The City by the Bay was actually settled on a military post that was established in 1776 for the Spanish Viceroy in Mexico City. Shortly thereafter, it also became the site of Mission Dolores. In 1835, there was a tiny settlement of tents that was founded as the town of Yerba Buena, a shipping port of call that was distinct from the mission and military outpost.
In 1847, President Polk declared war on Mexico and issued a decree renaming the new American town San Francisco. A year later, gold was discovered 120 miles away at Sutter’s Mill and San Francisco grew almost overnight. In 1850, California became a state and San Francisco boasted a population of over 20,000 people.

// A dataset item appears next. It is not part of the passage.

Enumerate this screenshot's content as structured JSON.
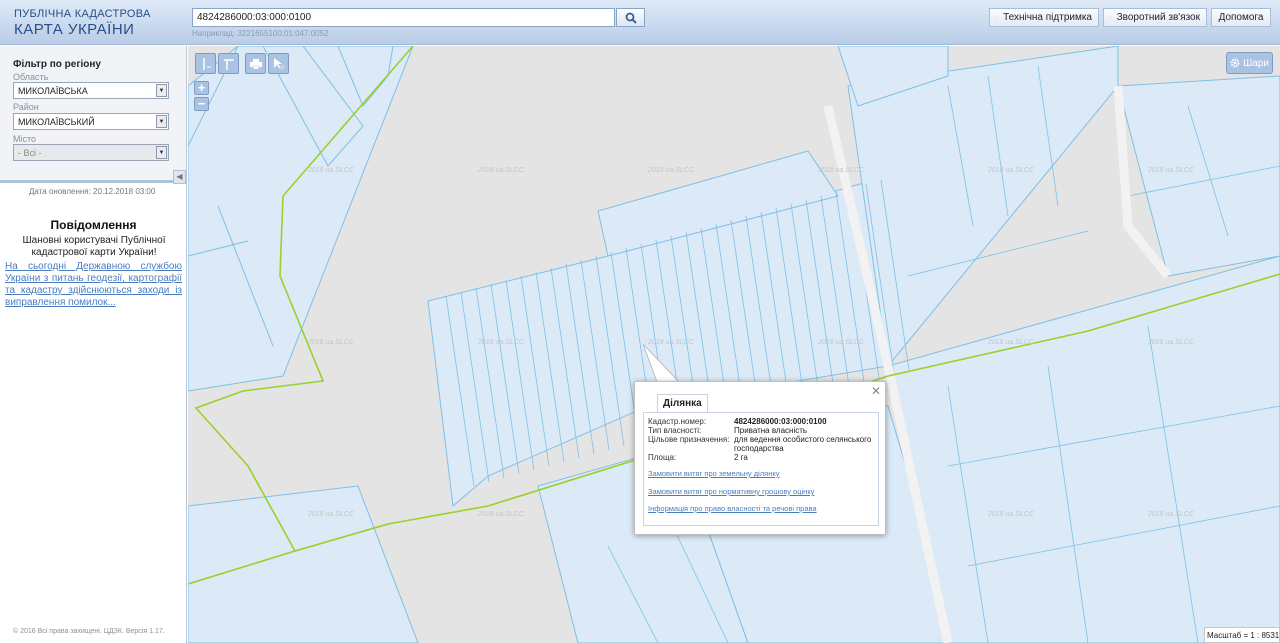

With its growing population and the expansion of the city beyond the flatlands to the many hills that surrounded them, it was time for public transportation to move the people and their goods. The city’s first horse-drawn omnibus began operation in 1852. You could ride for 50 cents on weekdays and $I on Sundays from the Post Office at Clay and Kearney to Mission Dolores. Soon there were many other lines and the fares were reduced to ten cents.